Seduction and Sacrifice(4)

By: Miranda Lee


It was when she began idly scooping the stones over into one corner to pick them up that she noticed the photograph lying underneath. It was faded and yellowed, its edges and corners very worn as though it had been handled a lot. Momentarily distracted from her ragged emotions, she picked up the small photo to frown at the man and woman in it. Both were strangers.

But as Gemma's big brown eyes narrowed to stare at the man some more, her stomach contracted fiercely. The. handsome blond giant staring back at her





bore little resemblance to the bald, bedraggled, beer-bellied man she'd buried today. But his eyes were the eyes of Jon Smith —her father. They were unforgettable eyes, a very light blue, as cold and hard as arctic ice. Gemma shivered as they seemed to lock on to hers.

Her father had been a cold, hard man. She'd tried to be a good daughter to him, doing all the cooking and cleaning, putting him to bed when he came home rolling drunk, listening to his tales of misery and woe. Drink had always made him maudlin.

There were times, however, when Gemma had suspected it wasn't love that kept her tied to her father. It was probably fear. He'd slapped her more times than she could count, as well as having a way of looking at her sometimes that chilled her right through. She recalled being on the end of one of those looks a few weeks back when she'd mentioned going to Walgett to try to find work. He'd forbidden her from going anywhere, and the steely glint in his eyes had made her comply in obedient silence.

A long, shuddering sigh puffed from Gemma's lungs, making her aware how tightly she had been holding her breath. Her gaze focused back on the photograph, moving across to the woman her father was holding firm!)' to his side.

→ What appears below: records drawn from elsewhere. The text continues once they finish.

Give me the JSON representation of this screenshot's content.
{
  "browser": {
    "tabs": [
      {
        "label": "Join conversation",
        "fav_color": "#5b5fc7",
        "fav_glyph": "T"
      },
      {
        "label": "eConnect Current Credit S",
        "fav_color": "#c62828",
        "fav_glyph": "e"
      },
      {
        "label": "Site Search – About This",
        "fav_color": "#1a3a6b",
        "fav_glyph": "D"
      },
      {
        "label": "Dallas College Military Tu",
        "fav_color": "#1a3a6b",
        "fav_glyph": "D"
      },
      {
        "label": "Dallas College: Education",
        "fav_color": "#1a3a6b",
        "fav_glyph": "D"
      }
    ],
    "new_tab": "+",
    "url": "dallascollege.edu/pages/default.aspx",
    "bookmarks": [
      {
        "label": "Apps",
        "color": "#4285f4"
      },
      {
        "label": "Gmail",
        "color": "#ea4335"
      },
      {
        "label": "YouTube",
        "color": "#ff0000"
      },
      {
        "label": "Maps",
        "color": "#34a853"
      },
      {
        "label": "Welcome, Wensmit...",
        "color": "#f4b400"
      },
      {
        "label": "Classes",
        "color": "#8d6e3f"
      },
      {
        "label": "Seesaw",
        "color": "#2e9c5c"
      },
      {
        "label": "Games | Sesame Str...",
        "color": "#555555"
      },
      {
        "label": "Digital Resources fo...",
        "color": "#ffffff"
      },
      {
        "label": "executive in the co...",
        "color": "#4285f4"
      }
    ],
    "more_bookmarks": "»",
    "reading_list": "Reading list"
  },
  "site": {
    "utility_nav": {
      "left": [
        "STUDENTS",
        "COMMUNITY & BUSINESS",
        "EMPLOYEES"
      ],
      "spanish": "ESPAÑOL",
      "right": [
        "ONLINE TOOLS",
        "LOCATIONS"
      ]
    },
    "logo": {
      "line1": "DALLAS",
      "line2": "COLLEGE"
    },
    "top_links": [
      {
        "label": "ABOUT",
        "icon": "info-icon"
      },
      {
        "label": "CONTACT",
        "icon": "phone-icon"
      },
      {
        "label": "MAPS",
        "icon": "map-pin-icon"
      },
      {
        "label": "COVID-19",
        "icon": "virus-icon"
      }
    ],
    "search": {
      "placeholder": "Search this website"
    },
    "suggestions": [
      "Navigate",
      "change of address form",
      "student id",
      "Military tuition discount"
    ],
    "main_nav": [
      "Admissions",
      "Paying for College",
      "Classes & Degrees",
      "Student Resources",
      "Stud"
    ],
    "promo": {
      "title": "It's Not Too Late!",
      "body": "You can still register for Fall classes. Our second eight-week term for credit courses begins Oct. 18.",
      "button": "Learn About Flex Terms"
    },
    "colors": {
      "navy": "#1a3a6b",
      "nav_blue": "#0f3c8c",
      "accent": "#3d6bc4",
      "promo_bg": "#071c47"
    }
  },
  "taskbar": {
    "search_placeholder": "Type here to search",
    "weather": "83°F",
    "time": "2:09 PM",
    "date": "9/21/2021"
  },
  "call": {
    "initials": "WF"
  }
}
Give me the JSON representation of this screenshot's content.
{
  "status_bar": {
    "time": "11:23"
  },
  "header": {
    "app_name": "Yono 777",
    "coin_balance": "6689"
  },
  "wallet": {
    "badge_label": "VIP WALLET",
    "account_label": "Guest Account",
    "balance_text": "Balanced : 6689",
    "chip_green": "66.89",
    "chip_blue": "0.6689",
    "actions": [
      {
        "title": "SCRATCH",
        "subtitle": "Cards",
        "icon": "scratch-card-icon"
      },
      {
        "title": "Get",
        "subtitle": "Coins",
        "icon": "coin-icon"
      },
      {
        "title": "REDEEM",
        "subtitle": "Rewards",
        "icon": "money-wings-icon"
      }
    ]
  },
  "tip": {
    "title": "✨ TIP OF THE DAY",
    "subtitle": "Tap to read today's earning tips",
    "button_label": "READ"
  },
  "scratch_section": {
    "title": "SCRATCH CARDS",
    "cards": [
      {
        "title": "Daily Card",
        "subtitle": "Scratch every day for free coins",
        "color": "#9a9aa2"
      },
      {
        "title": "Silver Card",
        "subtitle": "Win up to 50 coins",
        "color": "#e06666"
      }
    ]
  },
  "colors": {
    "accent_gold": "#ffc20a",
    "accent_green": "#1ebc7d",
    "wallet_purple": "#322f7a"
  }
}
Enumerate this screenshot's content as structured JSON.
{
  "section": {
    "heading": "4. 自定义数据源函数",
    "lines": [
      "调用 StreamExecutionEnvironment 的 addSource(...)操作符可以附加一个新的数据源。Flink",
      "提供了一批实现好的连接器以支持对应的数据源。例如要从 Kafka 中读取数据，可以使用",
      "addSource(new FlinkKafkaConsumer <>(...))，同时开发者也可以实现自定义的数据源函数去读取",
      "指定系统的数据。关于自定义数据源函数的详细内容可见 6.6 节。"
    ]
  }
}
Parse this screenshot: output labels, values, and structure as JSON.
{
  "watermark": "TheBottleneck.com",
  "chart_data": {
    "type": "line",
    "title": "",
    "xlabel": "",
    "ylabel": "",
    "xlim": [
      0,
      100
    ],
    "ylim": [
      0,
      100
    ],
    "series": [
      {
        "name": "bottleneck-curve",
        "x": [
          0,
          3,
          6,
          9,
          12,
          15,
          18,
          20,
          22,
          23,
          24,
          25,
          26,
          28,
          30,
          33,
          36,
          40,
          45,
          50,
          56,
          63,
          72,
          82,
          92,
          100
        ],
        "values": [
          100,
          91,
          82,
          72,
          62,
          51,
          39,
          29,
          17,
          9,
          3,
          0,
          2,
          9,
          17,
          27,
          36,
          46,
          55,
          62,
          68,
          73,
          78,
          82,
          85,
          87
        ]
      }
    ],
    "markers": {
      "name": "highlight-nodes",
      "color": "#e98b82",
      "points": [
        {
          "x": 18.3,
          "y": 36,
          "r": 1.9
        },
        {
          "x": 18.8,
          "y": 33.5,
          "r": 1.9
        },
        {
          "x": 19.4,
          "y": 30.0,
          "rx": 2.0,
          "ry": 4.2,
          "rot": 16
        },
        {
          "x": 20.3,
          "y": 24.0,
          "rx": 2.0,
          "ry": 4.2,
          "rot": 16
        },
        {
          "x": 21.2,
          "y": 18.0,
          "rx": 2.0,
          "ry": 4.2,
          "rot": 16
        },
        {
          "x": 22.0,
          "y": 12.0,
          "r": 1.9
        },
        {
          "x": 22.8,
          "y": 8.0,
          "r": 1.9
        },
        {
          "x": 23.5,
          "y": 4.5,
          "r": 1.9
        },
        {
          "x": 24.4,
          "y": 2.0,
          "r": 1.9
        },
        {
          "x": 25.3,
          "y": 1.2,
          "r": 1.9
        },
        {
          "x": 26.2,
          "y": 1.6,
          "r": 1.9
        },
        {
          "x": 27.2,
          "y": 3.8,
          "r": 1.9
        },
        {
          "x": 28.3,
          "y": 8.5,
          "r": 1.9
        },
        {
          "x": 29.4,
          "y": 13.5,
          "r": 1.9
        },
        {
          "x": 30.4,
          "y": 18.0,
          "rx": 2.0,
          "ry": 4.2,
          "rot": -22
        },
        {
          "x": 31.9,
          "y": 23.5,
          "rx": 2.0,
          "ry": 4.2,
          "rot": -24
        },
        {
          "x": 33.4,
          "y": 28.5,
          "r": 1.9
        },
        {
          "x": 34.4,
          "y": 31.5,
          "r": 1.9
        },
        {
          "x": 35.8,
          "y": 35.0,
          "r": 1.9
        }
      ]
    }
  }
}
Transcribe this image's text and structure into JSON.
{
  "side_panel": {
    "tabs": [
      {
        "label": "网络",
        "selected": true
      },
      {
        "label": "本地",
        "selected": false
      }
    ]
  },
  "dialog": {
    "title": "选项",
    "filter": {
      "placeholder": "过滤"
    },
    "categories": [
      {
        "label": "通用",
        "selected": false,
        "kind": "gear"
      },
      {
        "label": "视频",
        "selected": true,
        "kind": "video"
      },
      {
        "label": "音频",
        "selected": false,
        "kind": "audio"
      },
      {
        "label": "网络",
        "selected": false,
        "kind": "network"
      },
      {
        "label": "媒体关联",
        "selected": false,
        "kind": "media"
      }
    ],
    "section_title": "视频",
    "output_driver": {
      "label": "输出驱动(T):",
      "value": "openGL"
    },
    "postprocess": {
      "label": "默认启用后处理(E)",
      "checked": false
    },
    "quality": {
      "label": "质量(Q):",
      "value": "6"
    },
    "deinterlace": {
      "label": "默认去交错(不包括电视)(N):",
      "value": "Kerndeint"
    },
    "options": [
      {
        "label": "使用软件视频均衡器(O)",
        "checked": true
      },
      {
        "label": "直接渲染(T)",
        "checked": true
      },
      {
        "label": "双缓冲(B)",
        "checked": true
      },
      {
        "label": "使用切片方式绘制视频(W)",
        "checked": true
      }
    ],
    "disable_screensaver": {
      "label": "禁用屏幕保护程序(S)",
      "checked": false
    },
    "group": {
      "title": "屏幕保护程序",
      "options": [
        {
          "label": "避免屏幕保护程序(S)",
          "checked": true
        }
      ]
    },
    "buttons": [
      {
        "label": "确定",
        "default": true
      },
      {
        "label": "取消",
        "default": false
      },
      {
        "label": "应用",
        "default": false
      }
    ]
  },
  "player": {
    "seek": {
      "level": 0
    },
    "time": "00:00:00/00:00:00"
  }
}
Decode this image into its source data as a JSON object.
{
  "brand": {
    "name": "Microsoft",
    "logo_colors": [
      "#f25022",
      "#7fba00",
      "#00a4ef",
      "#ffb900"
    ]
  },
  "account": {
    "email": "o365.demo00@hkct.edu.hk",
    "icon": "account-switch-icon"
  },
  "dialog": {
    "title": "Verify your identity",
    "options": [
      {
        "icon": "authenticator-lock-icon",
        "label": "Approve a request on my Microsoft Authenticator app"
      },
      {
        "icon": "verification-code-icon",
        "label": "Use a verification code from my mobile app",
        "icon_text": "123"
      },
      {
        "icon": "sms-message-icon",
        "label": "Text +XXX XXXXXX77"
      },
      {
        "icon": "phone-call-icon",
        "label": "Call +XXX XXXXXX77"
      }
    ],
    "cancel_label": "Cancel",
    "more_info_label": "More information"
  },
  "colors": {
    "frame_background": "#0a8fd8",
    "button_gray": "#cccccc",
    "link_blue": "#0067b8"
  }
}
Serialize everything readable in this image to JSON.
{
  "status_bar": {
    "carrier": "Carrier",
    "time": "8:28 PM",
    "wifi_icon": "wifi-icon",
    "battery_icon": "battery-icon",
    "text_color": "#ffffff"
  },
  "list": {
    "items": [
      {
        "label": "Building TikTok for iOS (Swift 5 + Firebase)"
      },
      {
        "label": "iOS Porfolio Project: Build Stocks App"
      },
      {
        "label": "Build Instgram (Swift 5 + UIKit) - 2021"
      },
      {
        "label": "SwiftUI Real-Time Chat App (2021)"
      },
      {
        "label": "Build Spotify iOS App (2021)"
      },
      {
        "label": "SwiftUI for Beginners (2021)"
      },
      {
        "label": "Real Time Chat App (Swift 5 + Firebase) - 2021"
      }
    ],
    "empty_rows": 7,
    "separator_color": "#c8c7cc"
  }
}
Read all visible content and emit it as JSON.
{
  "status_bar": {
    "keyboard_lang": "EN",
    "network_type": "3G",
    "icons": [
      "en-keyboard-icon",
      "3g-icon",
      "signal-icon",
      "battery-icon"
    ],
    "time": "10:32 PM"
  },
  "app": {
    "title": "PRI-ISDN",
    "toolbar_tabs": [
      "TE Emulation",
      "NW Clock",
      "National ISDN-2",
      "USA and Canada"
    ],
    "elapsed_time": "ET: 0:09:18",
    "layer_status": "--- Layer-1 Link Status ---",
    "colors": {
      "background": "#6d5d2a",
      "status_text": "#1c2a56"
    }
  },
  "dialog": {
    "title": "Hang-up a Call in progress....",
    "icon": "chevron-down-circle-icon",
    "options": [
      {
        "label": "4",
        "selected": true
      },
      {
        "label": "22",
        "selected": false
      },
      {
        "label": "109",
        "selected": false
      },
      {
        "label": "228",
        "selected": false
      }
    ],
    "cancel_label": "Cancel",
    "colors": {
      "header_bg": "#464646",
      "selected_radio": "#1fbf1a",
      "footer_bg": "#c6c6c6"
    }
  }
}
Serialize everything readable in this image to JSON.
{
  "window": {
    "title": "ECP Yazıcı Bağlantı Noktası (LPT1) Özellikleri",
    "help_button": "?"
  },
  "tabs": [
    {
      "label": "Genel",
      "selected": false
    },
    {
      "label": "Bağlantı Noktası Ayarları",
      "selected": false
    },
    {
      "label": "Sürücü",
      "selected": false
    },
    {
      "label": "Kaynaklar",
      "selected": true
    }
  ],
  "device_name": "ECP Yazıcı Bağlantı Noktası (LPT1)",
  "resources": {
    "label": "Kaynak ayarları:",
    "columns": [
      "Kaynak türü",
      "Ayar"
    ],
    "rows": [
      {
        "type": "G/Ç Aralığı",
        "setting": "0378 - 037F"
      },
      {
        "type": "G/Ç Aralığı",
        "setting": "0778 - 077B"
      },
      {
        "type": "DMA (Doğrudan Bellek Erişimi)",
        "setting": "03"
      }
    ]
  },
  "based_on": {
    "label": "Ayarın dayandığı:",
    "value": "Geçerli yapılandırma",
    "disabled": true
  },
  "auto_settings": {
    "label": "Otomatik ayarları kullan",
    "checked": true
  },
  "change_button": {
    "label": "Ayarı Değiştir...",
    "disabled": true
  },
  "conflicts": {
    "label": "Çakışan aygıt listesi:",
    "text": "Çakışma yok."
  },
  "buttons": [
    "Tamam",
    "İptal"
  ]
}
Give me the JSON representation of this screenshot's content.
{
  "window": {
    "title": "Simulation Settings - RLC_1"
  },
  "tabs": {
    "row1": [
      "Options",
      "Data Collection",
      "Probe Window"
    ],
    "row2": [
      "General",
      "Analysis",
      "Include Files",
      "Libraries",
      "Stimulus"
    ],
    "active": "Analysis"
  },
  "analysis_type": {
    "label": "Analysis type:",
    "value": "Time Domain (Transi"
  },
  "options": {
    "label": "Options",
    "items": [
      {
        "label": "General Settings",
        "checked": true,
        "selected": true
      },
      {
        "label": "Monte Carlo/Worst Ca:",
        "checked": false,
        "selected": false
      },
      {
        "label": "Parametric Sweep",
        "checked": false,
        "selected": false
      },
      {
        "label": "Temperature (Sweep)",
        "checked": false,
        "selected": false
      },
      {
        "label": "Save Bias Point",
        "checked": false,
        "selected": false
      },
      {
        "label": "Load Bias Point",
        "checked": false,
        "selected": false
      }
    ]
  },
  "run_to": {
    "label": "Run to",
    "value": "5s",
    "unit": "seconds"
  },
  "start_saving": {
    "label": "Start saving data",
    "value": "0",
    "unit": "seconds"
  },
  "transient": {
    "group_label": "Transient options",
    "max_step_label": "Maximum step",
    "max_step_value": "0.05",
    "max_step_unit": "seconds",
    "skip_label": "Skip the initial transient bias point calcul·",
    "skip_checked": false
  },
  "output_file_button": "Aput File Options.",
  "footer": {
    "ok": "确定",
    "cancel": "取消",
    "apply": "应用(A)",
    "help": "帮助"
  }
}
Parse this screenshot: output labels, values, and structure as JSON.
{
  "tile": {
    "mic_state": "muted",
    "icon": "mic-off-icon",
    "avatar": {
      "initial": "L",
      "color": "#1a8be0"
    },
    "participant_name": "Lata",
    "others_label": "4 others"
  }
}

Gemma caught her breath once more. For the young woman appearing to resent her father's hold looked pregnant. About six months.

My God, she realised, it had to be her mother!

Gemma's heart started to race as she stared at the delicate dark-haired young woman whose body language bespoke an unwillingness to be held so closely, whose tanned slender arms were wrapped protectively around her bulging stomach, whose fingers were entwined across the mound of her unborn baby with a white-knuckled intensity.

So this was the 'slut' her father refused to speak of, who had died giving birth but who still lived within her daughter's genes. Gemma's father had told her once that she took after her mother, but other than that one snarled comment she knew nothing about the woman who'd borne her. Any curiosity about





her had long been forcibly suppressed, only to burst to life now with a vengeance.

Gemma avidly studied the photograph, anxious to spot the similarities between mother and daughter. But she was disappointed to find no great resemblance, other than the dark wavy hair. Of course it was impossible to tell with the woman in the photograph wearing sunglasses. She supposed their faces were a similar shape, both being oval, and yes, they had the same pointy chin. But Gemma was taller, and much more shapely. Other than her being pregnant, this young woman had the body of a child. Or was it the shapelessness of the cheap floral dress that made her look as if she had no bust or hips?

"Mary," Gemma whispered aloud, then frowned. Odd. She didn't look like a Mary. But that had been her name on Gemma's birth certificate. Her maiden name had been Bell and she'd been born in Sydney.

A sudden thought struck and Gemma flipped the photograph over. Written in the top left hand corner were some words. 'Stefan and Mary. Christmas, 1973'.

The date sent Gemma's head into a spin. If that was her mother in the photograph, pregnant with her , then she'd been born early in 1974, not September 1975! She was nearly twenty in that case, not eighteen. . .

Gemma was stunned, yet not for a moment did her mind refute her new age. It explained so much, really. Her shooting up in height before any other girl in her class. Her getting her periods so early, and her breasts. Then later, in high school, the way she'd always felt different from her classmates. She hadn't been different at all. She'd simply been older!

Distress enveloped Gemma as she stared, not only at the date on the photograph, but at the Stefan part. Stefan had to be her father's real name, not Jon. Lies, she realised. He'd told her nothing but lies. Why? What lay behind it all?

Gemma conceded she'd always suspected her father's name of Jon Smith might be an alias. He'd been a Swede through and through, with Nordic





colouring and a thick accent. But the opal fields of outback Australia was a well-known haven for runaways, mostly criminals or married men who'd deserted their wives and families, all seeking the anonymity and relative safety of isolated places. People did not ask too many questions around Lightning Ridge, not even daughters.